Task objective » For every record here, output an exact copy.

Records »
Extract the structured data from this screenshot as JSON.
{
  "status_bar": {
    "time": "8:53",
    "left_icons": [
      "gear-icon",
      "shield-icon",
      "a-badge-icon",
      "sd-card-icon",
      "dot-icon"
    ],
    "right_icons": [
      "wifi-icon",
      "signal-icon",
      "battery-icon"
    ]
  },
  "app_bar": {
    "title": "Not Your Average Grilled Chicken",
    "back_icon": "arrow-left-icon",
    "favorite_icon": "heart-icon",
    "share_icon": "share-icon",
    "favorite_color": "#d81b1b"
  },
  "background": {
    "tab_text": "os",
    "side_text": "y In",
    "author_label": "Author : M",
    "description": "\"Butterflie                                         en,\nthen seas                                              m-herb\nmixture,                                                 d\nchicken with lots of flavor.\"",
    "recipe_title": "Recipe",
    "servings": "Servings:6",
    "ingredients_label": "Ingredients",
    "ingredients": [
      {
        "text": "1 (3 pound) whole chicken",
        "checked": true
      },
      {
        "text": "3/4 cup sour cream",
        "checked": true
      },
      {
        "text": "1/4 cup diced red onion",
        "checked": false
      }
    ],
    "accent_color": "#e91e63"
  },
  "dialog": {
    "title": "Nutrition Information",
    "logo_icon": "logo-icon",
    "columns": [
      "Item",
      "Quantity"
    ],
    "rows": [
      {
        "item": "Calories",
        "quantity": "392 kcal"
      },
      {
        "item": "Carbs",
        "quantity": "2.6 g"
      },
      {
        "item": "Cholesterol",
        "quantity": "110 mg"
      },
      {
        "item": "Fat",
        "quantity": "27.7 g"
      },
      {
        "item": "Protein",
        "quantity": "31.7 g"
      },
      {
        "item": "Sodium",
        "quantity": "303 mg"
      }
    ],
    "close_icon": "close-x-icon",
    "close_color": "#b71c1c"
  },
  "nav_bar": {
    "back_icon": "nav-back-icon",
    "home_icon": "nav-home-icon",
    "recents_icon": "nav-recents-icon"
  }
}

Exercise output »
Extract the structured data from this screenshot as JSON.
{
  "status_bar": {
    "time": "8:53",
    "left_icons": [
      "gear-icon",
      "shield-icon",
      "a-badge-icon",
      "sd-card-icon",
      "dot-icon"
    ],
    "right_icons": [
      "wifi-icon",
      "signal-icon",
      "battery-icon"
    ]
  },
  "app_bar": {
    "title": "Not Your Average Grilled Chicken",
    "back_icon": "arrow-left-icon",
    "favorite_icon": "heart-icon",
    "share_icon": "share-icon",
    "favorite_color": "#d81b1b"
  },
  "background": {
    "tab_text": "os",
    "side_text": "y In",
    "author_label": "Author : M",
    "description": "\"Butterflie                                         en,\nthen seas                                              m-herb\nmixture,                                                 d\nchicken with lots of flavor.\"",
    "recipe_title": "Recipe",
    "servings": "Servings:6",
    "ingredients_label": "Ingredients",
    "ingredients": [
      {
        "text": "1 (3 pound) whole chicken",
        "checked": true
      },
      {
        "text": "3/4 cup sour cream",
        "checked": true
      },
      {
        "text": "1/4 cup diced red onion",
        "checked": false
      }
    ],
    "accent_color": "#e91e63"
  },
  "dialog": {
    "title": "Nutrition Information",
    "logo_icon": "logo-icon",
    "columns": [
      "Item",
      "Quantity"
    ],
    "rows": [
      {
        "item": "Calories",
        "quantity": "392 kcal"
      },
      {
        "item": "Carbs",
        "quantity": "2.6 g"
      },
      {
        "item": "Cholesterol",
        "quantity": "110 mg"
      },
      {
        "item": "Fat",
        "quantity": "27.7 g"
      },
      {
        "item": "Protein",
        "quantity": "31.7 g"
      },
      {
        "item": "Sodium",
        "quantity": "303 mg"
      }
    ],
    "close_icon": "close-x-icon",
    "close_color": "#b71c1c"
  },
  "nav_bar": {
    "back_icon": "nav-back-icon",
    "home_icon": "nav-home-icon",
    "recents_icon": "nav-recents-icon"
  }
}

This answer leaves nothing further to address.